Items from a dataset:

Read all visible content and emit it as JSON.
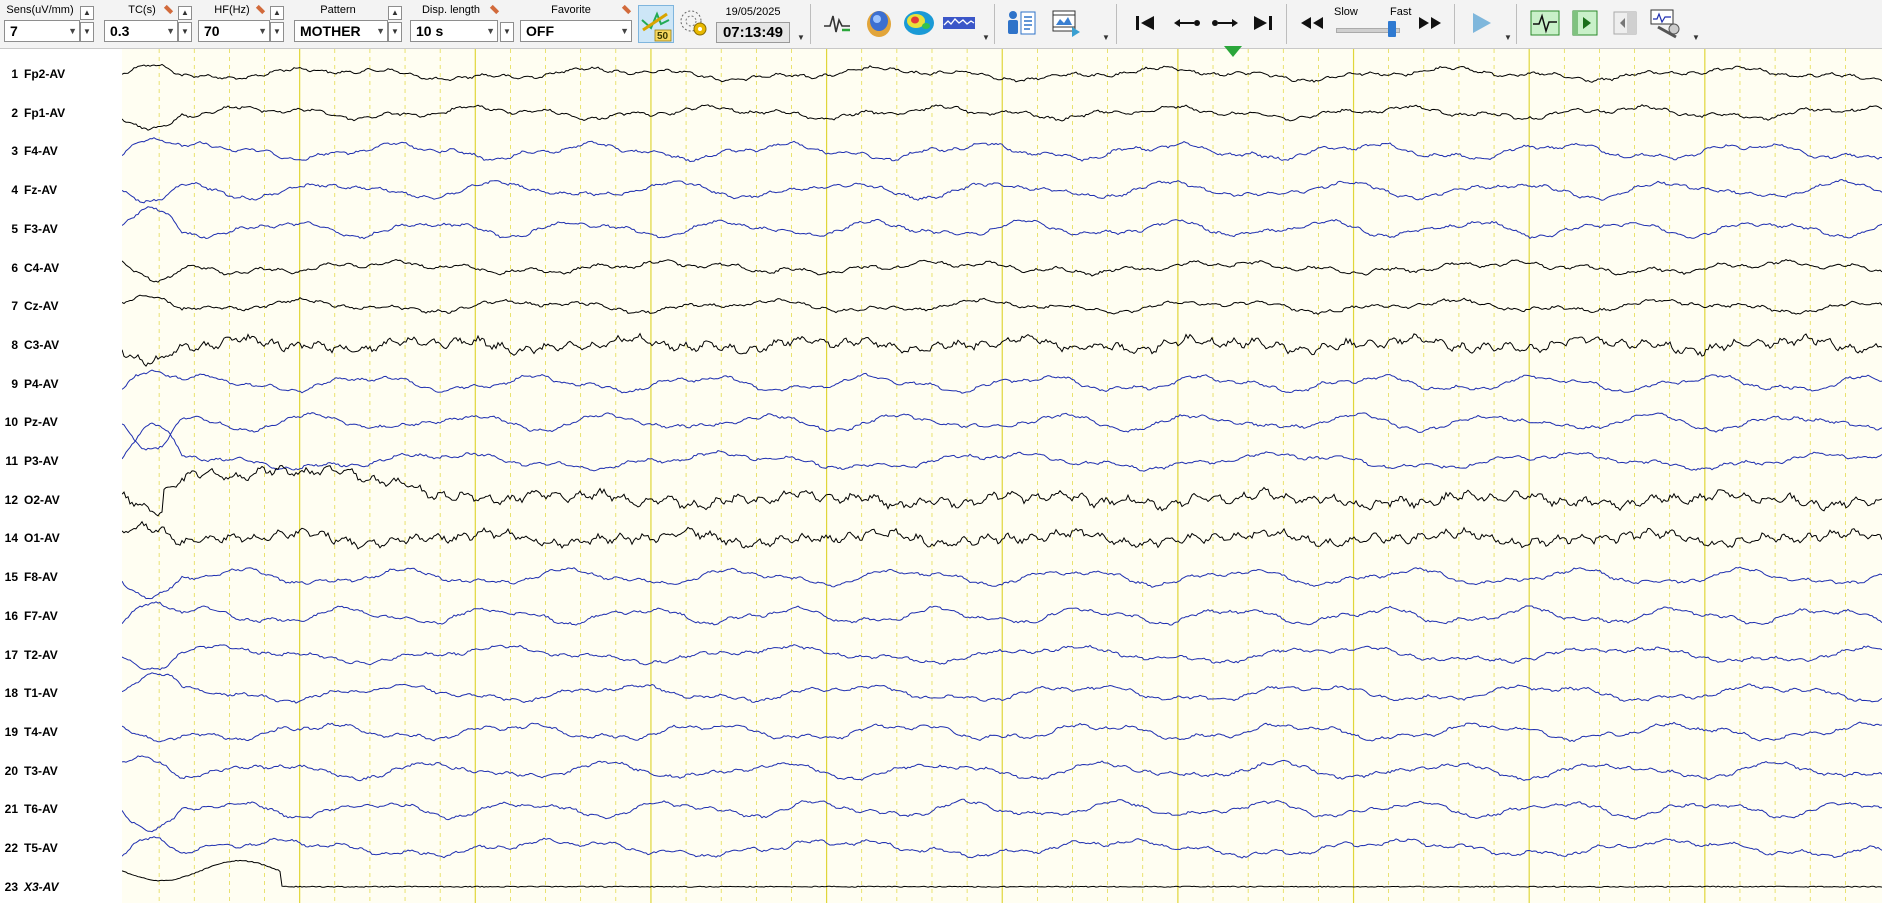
{
  "toolbar": {
    "sens": {
      "label": "Sens(uV/mm)",
      "value": "7"
    },
    "tc": {
      "label": "TC(s)",
      "value": "0.3"
    },
    "hf": {
      "label": "HF(Hz)",
      "value": "70"
    },
    "pattern": {
      "label": "Pattern",
      "value": "MOTHER"
    },
    "disp_length": {
      "label": "Disp. length",
      "value": "10 s"
    },
    "favorite": {
      "label": "Favorite",
      "value": "OFF"
    },
    "date": "19/05/2025",
    "time": "07:13:49",
    "badge_50": "50",
    "speed": {
      "slow_label": "Slow",
      "fast_label": "Fast",
      "level": 0.9
    },
    "colors": {
      "accent_selected": "#cde6f7",
      "marker": "#2aa63a"
    },
    "icons": [
      "notch-filter-icon",
      "grid-settings-icon",
      "waveform-icon",
      "head-map-icon",
      "topography-map-icon",
      "spectrum-bar-icon",
      "patient-info-icon",
      "video-icon",
      "go-first-icon",
      "step-back-icon",
      "step-forward-icon",
      "go-last-icon",
      "rewind-icon",
      "fast-forward-icon",
      "play-icon",
      "monitor-waveform-icon",
      "play-segment-icon",
      "toggle-panel-icon",
      "device-settings-icon"
    ]
  },
  "channels": [
    {
      "num": "1",
      "name": "Fp2-AV",
      "color": "#000000"
    },
    {
      "num": "2",
      "name": "Fp1-AV",
      "color": "#000000"
    },
    {
      "num": "3",
      "name": "F4-AV",
      "color": "#1f2fb0"
    },
    {
      "num": "4",
      "name": "Fz-AV",
      "color": "#1f2fb0"
    },
    {
      "num": "5",
      "name": "F3-AV",
      "color": "#1f2fb0"
    },
    {
      "num": "6",
      "name": "C4-AV",
      "color": "#000000"
    },
    {
      "num": "7",
      "name": "Cz-AV",
      "color": "#000000"
    },
    {
      "num": "8",
      "name": "C3-AV",
      "color": "#000000"
    },
    {
      "num": "9",
      "name": "P4-AV",
      "color": "#1f2fb0"
    },
    {
      "num": "10",
      "name": "Pz-AV",
      "color": "#1f2fb0"
    },
    {
      "num": "11",
      "name": "P3-AV",
      "color": "#1f2fb0"
    },
    {
      "num": "12",
      "name": "O2-AV",
      "color": "#000000"
    },
    {
      "num": "14",
      "name": "O1-AV",
      "color": "#000000"
    },
    {
      "num": "15",
      "name": "F8-AV",
      "color": "#1f2fb0"
    },
    {
      "num": "16",
      "name": "F7-AV",
      "color": "#1f2fb0"
    },
    {
      "num": "17",
      "name": "T2-AV",
      "color": "#1f2fb0"
    },
    {
      "num": "18",
      "name": "T1-AV",
      "color": "#1f2fb0"
    },
    {
      "num": "19",
      "name": "T4-AV",
      "color": "#1f2fb0"
    },
    {
      "num": "20",
      "name": "T3-AV",
      "color": "#1f2fb0"
    },
    {
      "num": "21",
      "name": "T6-AV",
      "color": "#1f2fb0"
    },
    {
      "num": "22",
      "name": "T5-AV",
      "color": "#1f2fb0"
    },
    {
      "num": "23",
      "name": "X3-AV",
      "color": "#000000",
      "italic": true
    }
  ],
  "display": {
    "seconds": 10,
    "background": "#fffef2",
    "grid_color": "#e0d63a"
  }
}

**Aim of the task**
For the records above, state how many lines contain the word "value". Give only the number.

**Written answer**
6